It’s a touching film about the life of a dedicated war photographer. Indeed if ever you find yourself wondering what it takes to deal with the emotional burdens that come hand in hand working in conflict or war-torn territories … if ever you wonder how a war photographer deals with maintaining some sanity amongst such insanity … if ever you want to find some meaning behind the words “take the express elevator to hell” … then this is the film to see. In fact, I recommend it full stop as a reality check to put some perspective into our every day lives.
James’ imagery is truly stunning with strong black and white story telling frames. He’s worked, among other places, in war zones throughout Africa and in areas of great social poverty around Asia. An interesting quote I picked up was his reply to a question on how he manages fear. Awaiting his answer, I thought of bullets flying overhead, trauma, tears and heartbreak all round in cramped and constricted spaces, chaos and death an unavoidable reality. His reply was this:
‘It is like talking to a marathon runner about pain. Fear is similar. It’s not how your feel fear but how your manage it.’
His answer proved a great metaphor about so many aspects of our lives. Rough times are inevitable. We can’t escape them so we may as well embrace them, manage them and in turn, emerge stronger.
The movie touches on the role of photography during critical social issues like starvation in Africa, poverty in Indonesia and child labour in Asia. Why does one try to capture such hardship? Why not put the camera down and step in? Is it right to essentially be earning a living from someone else’s misery? All heavy topics which James reflects on with honesty and finesse. In short, he stands strong in the belief that photography is in fact, the opposite of war. Think about this for a moment …
To repeat James’ own words:
‘Why photograph war? Is it possible to put an end to a form of human behavior which has existed throughout history, by the means of photography?’
This film and indeed James deserve great recognition and he was in fact, the recipient of a TED prize wish. Below, a link to his speech, his work and his wish:
To James. I have a profound respect for your dedication to capturing and communicating such important visual messages. Of course, in an ideal world such situations wouldn’t even occur and therefore not need documented. But what you have done, you have done so well.
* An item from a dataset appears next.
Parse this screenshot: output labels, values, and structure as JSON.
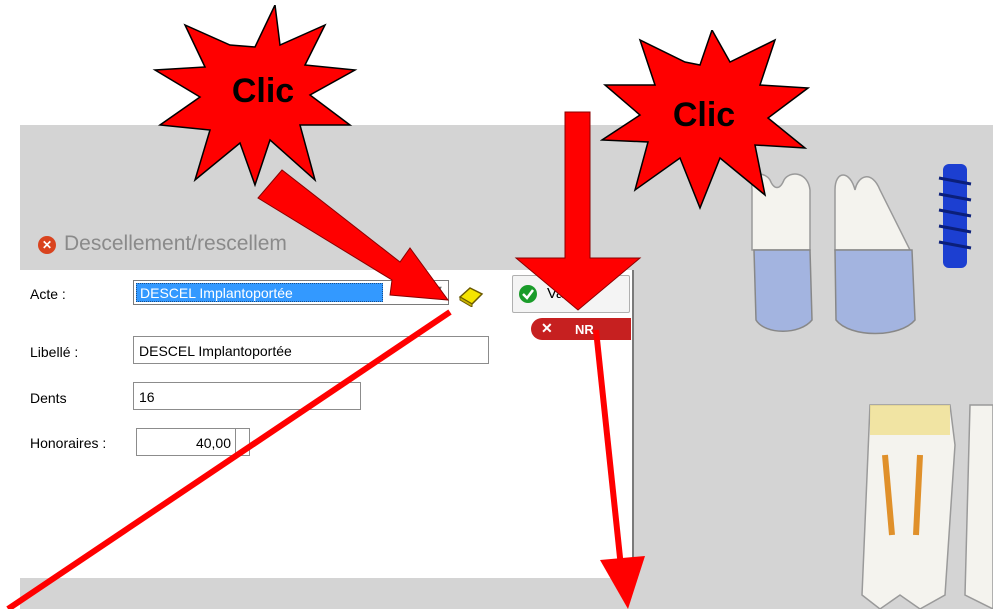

To the rest of the world. Get your hands on a copy of War Photography. You must see it to give it justice.